Answer: This is perhaps the most often asked questions to financial professionals. And of course, there is no easy answer. For every retiree, the biggest concern is running out of money before running out of birthdays. Planning involves looking at expenses to help determine what everyone will need to maintain their lifestyle in retirement. Budgeting and planning will help determine a range you will need before leaving the workforce.
Financial planners have come up with some distribution strategies to estimate safe withdrawal rates.
- 80% of your pre-retirement income. If you make $100,000 annually at retirement you will need at least $80,000 to maintain a comparable lifestyle. That income can come from a variety of places, Social Security, Pensions, Annuities, or earnings from savings.
- The 4% Rule. The rule is you can withdrawal up to 4% of your savings in the first year of retirement then adjust the withdrawals each year based on inflation. In this scenario you would need $2,000,000 in savings to generate $80,000 in your first year of retirement. Thereafter your withdrawals should only increase at the rate of inflation.
- Dynamic Withdrawal Strategy. Dynamic withdrawals change each year based on the value of the account at year-end. Under this plan you could set up a scenario to withdrawal 5% of your saving each year. If your investments do well next year, you could withdrawal more. If your value declines though you may need to reduce withdrawals in some years.
Everyone will have different needs in retirement. Travelers may need more in retirement than homebodies. While these guidelines can give you an estimate of what your target should be, the best calculation will come from delineating what your goals for retirement are.
Question: How has the pandemic impacted my 401k?
Answer: The coronavirus has touched everyone to some degree. For most it has been a struggle to adjust to living and working while quarantining. For others, the financial loss will be long lasting. When considering how the pandemic has affected 401ks, the answer lies in the Asset Allocation.
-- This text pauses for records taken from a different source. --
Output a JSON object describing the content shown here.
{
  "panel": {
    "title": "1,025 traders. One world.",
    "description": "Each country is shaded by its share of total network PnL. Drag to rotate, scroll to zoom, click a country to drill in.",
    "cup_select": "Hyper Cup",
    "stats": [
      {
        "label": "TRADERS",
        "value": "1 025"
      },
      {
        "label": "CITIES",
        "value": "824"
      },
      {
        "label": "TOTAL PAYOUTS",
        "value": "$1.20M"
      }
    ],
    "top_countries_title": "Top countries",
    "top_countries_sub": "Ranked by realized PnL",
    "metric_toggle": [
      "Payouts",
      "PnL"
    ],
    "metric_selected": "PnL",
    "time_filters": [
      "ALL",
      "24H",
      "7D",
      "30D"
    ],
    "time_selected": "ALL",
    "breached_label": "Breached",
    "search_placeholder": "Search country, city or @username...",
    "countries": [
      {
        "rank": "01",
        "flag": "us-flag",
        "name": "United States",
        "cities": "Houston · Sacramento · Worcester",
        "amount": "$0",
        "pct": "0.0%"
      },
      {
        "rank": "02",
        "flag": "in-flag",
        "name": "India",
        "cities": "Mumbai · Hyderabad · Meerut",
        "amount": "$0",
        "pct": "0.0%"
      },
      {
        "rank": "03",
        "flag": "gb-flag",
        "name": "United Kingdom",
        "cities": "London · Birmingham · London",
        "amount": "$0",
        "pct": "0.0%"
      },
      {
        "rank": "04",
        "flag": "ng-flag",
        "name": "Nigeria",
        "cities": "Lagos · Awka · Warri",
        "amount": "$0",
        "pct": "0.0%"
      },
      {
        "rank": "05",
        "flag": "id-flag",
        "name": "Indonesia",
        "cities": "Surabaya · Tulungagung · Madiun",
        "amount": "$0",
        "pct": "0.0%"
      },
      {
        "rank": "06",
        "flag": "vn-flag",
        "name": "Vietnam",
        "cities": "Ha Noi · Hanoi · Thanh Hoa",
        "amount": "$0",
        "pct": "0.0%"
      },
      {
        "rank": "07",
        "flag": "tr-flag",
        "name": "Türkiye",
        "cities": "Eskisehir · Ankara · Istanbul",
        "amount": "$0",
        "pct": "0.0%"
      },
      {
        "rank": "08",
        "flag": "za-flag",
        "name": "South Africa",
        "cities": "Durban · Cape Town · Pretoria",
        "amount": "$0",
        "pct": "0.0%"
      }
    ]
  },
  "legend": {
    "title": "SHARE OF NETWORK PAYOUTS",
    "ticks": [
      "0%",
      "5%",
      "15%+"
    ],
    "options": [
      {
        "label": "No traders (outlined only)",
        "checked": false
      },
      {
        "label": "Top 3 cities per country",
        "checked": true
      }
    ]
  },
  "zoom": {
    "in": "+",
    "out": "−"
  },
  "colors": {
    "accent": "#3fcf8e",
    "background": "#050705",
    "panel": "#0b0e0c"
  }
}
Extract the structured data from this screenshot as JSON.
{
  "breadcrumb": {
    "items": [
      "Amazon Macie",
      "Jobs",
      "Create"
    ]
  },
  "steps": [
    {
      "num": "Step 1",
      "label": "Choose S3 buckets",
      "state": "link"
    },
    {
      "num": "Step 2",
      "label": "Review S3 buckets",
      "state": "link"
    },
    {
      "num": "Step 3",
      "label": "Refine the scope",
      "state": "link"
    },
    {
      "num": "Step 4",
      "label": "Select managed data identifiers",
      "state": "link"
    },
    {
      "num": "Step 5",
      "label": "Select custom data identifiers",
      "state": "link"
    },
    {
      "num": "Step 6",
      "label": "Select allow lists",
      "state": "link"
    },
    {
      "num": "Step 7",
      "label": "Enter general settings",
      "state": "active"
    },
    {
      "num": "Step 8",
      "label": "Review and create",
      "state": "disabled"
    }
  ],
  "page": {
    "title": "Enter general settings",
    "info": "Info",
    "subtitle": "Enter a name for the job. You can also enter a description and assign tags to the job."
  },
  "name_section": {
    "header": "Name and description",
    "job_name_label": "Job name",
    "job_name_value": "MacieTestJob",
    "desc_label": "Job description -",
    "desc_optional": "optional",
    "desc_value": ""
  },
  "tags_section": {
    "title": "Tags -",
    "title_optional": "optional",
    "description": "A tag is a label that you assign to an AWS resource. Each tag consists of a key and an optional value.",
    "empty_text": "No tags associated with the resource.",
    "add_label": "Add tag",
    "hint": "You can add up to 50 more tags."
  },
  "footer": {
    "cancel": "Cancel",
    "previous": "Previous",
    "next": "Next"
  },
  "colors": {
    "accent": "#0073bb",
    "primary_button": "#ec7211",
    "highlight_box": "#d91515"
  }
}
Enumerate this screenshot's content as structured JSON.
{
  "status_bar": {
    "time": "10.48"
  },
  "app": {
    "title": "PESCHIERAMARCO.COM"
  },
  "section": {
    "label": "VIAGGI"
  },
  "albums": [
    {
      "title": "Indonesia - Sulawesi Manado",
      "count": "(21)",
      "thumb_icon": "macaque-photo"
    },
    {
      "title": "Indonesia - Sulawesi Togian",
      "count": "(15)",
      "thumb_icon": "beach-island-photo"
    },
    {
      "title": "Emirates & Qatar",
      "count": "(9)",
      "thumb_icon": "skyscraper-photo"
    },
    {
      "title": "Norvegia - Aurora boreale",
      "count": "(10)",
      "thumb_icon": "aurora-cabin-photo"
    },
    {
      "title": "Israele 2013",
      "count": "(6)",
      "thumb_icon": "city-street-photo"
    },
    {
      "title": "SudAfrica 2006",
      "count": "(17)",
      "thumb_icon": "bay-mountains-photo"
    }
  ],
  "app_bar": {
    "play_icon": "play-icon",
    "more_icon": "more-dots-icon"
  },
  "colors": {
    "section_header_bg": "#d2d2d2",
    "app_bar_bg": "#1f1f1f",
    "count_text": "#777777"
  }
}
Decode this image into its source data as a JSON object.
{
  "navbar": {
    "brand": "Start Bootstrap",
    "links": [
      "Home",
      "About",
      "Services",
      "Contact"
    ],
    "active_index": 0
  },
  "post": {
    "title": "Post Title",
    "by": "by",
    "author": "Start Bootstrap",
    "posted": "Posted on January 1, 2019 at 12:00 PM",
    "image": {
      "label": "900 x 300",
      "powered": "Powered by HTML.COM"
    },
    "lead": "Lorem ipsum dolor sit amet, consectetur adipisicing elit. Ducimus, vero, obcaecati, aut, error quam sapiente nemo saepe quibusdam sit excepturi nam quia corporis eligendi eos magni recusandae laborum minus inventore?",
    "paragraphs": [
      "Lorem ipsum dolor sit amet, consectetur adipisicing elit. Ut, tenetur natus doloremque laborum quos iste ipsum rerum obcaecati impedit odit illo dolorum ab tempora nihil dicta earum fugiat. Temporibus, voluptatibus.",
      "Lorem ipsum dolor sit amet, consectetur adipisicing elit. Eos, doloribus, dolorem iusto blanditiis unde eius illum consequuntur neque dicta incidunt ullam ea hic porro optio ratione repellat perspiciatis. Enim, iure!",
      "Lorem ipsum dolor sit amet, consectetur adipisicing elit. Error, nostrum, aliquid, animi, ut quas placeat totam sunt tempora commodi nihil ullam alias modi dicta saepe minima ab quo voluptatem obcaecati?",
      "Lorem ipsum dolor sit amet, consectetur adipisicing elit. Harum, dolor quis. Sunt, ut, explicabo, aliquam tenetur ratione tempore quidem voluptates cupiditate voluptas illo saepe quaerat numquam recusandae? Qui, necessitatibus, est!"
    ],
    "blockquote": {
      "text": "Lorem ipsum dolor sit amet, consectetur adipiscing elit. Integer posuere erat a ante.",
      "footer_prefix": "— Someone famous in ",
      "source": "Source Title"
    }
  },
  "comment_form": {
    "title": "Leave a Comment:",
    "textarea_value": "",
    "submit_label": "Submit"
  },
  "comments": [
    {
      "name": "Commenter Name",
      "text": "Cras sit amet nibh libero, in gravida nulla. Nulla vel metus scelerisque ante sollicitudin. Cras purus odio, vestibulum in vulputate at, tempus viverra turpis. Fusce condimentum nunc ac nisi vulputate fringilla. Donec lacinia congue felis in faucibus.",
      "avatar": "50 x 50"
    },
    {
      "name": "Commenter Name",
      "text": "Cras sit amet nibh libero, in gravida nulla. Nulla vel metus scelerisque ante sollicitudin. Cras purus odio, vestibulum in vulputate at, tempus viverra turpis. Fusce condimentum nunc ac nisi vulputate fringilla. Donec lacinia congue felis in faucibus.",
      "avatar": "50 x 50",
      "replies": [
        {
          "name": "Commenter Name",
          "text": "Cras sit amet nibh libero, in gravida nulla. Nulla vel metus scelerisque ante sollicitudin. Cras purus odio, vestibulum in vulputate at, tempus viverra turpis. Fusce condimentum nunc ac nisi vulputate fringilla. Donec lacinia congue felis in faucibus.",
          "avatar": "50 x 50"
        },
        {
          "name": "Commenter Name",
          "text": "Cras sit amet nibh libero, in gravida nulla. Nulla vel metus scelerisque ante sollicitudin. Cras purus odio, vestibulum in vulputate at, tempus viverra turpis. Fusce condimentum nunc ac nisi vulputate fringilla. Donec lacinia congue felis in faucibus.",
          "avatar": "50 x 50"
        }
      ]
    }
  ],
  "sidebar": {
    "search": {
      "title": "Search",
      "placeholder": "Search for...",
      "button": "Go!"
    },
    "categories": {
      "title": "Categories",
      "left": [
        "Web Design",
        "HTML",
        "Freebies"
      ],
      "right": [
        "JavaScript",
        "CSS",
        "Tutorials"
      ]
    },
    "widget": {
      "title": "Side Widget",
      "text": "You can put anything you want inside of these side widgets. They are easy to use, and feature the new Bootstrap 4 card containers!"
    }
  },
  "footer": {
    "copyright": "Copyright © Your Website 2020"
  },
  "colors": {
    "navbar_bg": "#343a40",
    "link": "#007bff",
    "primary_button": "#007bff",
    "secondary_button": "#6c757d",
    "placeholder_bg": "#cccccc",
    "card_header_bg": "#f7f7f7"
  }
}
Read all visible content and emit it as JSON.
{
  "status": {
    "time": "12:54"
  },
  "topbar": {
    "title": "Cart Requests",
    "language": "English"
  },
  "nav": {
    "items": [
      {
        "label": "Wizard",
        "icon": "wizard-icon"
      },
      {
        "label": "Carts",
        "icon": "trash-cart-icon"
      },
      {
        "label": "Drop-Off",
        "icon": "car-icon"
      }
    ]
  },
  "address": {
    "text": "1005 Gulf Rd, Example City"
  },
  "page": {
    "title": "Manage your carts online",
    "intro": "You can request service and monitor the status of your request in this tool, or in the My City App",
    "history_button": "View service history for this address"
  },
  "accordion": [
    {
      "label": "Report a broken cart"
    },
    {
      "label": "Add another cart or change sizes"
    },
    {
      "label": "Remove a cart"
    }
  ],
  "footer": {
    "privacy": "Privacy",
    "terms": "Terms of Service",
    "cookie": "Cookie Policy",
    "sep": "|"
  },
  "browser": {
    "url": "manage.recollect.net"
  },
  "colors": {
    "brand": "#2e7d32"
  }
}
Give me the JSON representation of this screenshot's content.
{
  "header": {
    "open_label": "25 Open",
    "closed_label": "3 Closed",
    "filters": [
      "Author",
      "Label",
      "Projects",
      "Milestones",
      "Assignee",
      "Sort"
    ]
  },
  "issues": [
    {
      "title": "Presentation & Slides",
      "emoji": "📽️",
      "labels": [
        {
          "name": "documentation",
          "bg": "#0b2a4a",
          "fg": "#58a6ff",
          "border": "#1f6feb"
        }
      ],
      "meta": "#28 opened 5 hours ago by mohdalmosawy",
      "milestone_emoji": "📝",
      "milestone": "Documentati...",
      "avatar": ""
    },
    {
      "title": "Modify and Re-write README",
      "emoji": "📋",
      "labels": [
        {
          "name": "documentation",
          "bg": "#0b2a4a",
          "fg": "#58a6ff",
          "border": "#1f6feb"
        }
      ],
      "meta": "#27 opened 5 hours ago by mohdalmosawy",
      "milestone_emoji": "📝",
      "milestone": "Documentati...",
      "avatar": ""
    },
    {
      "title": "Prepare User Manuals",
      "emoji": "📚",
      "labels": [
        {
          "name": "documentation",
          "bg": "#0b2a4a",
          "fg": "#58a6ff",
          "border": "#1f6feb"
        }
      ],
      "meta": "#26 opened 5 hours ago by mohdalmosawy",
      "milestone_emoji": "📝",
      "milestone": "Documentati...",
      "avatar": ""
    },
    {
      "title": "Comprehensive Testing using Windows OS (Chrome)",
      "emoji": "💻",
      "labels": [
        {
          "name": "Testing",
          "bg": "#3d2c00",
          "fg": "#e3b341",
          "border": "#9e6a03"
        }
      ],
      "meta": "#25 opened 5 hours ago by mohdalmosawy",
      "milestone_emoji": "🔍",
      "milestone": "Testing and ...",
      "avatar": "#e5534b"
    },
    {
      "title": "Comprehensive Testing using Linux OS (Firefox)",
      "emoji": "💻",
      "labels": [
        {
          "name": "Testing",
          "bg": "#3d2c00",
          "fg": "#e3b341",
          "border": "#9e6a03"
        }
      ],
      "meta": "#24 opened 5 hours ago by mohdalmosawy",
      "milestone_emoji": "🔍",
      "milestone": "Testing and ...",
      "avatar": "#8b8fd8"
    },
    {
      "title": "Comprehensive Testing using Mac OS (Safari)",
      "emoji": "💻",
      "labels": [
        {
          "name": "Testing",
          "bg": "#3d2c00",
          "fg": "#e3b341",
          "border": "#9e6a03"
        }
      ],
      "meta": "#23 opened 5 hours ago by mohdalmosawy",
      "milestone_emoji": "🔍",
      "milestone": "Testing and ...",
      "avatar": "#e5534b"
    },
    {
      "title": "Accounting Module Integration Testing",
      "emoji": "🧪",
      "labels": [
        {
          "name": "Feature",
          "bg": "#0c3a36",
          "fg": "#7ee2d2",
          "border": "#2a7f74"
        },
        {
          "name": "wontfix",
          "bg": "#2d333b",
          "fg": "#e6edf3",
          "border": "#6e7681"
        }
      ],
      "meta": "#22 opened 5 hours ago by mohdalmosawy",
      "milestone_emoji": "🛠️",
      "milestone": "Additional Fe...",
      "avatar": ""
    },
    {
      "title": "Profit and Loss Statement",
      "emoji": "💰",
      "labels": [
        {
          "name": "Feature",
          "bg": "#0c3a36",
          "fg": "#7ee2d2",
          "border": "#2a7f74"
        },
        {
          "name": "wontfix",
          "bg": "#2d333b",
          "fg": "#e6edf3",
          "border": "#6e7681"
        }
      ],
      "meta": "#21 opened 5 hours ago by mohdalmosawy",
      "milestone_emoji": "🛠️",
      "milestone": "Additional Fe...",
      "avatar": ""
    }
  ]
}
Over the last several years 401k participants have benefited from expanded government oversight. Plan sponsors have been pressured to provide a broader range of investments, provide more guidance, and have new requirements to detail and minimize all expenses related to administering the plan. Participants typically can answer some basic questions online to help determine a target Asset Allocation to help them choose the investments that are right for them.
Market fluctuations whether from a Black Swan event such as the pandemic or from normal business cycles happen all the time. An appropriate Asset Allocation will give the investor the confidence to stay the course. Taking the time to review your Asset Allocation throughout your investing life will keep you panic selling if the market falls. Retirement plan participants can benefit from market downturns thanks to automatic contributions. Investing every month regardless of market fluctuations is a significant wealth building process.
This past year some employers have taken steps to reduce or eliminate 401k matching in an effort to offset some of the costs of Covid-19. Hopefully, this is temporary, and companies will resume matching once business returns to normal. This happened after the 2008 financial crisis. In the meantime, that is no reason to stop contributing, in fact participants may need to increase their contributions to offset the lost match.
Every participant should review their plan offerings at least annually to ensure their hard-earned savings are working as hard as they are. Fortunately, studies show most Americans have not changed their retirement contributions during the pandemic. For those that did, now is the time reevaluate that decision. The key to a wealthy retirement is to be diligent in saving each month.
Robert Sinnaeve, CFP, AIF, is the owner of SS&H Financial Advisors, Inc. and is responsible for portfolio management, equity research and compliance. Portfolio management is his primary function with particular attention to implementation of investment programs. Bob has always enjoyed the personal aspect of investment management. "working with our clients to help them meet their financial goals is the most rewarding part of being a financial advisor."